Immediately ask for a lawyer. If you cannot afford a lawyer, ask the police for the number for the local public defenders office. If they will not provide the phone number, request access to a phone book and look for the Department of Public Advocacy. If you cannot immediately reach the public defender's office, calmly tell the detective that you will not speak with them until you first speak with your public defender.

Kentucky does not have a statutorily required time limit on when you will be arraigned, but you will be arraigned at the next arraignment docket in your county. In many counties, your arraignment will take place by video-feed from the jail to the courthouse. Your family members can go to the courthouse and watch the court date. This can sometimes be as long as one week from the time of your arrest.

A judge must set your bond within 24-hours. If you have the ability to post bond, it is in your best interest to be out of custody as soon as possible. If you cannot post bond, hire an attorney or request a public defender attorney at your arraignment.


Do not fight back. Do not yell or scream at the officer. Write down the officer's name, badge number, and any other identifying information. You have a right to ask the officer for this information, but do so in a polite and calm manner. Try to find witnesses who saw the mistreatment and write down their names and phone numbers. If you are injured, immediately seek medical attention and request a copy of the records. Take pictures of any injuries to your person or your property. Call your lawyer as soon as possible.

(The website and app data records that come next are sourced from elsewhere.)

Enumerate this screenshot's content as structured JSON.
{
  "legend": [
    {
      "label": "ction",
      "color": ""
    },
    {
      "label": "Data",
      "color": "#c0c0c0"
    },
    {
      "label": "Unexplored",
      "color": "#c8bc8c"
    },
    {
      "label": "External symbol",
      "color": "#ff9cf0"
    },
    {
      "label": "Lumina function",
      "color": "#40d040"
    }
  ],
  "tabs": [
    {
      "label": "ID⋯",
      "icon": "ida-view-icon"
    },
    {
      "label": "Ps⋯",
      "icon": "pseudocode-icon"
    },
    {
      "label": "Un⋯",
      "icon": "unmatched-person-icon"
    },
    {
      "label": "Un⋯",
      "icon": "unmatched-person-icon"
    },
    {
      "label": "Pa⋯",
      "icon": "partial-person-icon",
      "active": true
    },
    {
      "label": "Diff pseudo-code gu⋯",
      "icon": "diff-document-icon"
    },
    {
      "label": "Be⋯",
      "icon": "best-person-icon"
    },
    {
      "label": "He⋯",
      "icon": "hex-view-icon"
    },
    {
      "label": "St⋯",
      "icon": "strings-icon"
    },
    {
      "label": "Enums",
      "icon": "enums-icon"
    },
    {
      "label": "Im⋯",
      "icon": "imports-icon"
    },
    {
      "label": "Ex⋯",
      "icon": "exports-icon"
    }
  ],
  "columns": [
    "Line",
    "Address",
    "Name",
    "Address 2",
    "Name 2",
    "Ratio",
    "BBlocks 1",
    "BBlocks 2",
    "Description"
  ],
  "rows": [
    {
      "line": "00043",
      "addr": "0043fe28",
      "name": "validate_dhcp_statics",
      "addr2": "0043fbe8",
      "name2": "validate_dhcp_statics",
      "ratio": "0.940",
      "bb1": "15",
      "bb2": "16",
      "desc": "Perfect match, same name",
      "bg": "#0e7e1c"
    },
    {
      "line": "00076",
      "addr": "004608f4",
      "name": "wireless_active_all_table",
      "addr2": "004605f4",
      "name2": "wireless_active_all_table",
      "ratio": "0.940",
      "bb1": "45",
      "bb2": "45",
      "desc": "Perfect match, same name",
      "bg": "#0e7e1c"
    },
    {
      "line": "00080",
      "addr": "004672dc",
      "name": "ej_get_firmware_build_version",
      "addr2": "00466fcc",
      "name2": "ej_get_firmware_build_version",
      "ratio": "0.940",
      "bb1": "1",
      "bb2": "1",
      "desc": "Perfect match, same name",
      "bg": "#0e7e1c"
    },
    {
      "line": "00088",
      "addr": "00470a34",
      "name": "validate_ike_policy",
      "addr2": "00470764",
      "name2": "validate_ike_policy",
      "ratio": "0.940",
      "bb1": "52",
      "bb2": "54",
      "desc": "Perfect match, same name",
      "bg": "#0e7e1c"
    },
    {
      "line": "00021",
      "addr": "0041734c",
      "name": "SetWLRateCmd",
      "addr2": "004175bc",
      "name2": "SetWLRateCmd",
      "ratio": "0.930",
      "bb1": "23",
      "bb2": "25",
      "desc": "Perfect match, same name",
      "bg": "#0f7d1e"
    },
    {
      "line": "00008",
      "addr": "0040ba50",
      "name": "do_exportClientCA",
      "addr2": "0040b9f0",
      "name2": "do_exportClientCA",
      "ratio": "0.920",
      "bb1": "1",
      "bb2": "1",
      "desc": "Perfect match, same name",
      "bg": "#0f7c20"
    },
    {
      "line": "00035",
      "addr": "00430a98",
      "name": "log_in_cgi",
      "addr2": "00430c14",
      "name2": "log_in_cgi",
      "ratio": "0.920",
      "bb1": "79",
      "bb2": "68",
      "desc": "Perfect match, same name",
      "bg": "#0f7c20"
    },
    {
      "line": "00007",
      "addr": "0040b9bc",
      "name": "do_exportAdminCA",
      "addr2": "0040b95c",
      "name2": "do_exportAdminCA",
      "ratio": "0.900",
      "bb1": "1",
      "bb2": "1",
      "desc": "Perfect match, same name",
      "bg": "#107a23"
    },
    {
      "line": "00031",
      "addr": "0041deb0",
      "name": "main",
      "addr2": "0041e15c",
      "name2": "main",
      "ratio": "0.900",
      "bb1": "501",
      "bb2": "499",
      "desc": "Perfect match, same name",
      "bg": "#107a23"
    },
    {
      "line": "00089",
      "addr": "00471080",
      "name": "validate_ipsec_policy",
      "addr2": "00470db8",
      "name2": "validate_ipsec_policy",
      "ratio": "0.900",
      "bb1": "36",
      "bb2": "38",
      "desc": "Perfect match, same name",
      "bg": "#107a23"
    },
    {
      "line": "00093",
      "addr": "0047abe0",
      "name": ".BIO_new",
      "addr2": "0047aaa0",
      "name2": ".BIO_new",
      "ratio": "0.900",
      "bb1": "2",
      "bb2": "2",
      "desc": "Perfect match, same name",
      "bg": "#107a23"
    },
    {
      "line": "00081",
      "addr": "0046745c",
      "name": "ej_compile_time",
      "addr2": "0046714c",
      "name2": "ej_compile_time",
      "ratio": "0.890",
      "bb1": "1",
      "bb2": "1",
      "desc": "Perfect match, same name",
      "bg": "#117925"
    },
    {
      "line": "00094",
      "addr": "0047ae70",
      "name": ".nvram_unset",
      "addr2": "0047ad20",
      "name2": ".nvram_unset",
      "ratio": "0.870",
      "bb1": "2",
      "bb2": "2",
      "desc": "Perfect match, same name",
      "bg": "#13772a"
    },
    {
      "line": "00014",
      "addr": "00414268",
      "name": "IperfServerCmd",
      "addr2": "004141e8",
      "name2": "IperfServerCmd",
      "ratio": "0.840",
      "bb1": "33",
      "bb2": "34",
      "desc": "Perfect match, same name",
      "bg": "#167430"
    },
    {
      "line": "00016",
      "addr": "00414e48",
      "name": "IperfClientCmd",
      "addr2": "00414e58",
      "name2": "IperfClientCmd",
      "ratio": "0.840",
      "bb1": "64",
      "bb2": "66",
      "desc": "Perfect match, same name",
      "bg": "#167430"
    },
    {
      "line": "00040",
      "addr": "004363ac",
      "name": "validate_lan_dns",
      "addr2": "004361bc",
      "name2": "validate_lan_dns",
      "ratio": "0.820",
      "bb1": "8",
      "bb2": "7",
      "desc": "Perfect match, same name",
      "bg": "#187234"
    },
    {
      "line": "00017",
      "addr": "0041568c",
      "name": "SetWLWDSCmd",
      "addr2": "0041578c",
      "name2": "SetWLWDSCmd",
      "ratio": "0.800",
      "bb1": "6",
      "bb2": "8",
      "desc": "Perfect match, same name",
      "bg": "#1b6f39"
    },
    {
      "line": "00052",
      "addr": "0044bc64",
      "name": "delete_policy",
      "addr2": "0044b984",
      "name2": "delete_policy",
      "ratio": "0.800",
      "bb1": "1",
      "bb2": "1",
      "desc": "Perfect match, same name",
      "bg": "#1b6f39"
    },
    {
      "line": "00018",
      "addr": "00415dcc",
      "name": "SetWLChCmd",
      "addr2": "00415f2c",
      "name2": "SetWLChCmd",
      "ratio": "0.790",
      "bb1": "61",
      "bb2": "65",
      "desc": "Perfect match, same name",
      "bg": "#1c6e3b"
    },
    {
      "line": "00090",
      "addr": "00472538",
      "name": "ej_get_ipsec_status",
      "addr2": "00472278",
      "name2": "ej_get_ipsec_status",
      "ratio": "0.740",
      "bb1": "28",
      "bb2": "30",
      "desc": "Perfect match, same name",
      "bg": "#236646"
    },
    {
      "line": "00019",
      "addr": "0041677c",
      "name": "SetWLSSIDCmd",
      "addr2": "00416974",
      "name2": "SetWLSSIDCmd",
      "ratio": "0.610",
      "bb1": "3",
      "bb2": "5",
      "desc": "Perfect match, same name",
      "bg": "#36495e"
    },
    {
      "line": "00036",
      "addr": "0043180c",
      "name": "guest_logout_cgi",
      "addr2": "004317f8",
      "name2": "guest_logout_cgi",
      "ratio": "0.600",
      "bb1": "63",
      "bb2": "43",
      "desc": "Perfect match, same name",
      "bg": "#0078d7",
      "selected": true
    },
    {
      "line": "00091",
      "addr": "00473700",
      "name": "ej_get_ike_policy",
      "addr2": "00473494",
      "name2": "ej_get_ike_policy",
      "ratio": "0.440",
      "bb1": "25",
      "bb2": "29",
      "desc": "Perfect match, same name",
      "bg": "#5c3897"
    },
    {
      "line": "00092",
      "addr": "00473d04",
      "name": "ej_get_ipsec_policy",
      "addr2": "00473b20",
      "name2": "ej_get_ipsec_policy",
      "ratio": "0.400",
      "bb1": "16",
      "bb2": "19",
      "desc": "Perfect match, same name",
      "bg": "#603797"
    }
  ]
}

If you are arrested ask the jail staff to take photographs of your injuries. Immediately contact your lawyer after your arrest. If you have been injured, tell your lawyer that you have been injured so they can come to the jail and take photographs before your injuries heal. It is important to take these photographs as early as possible. If the jail staff took your picture, be sure to tell your lawyer so they can request a copy of those photos. ​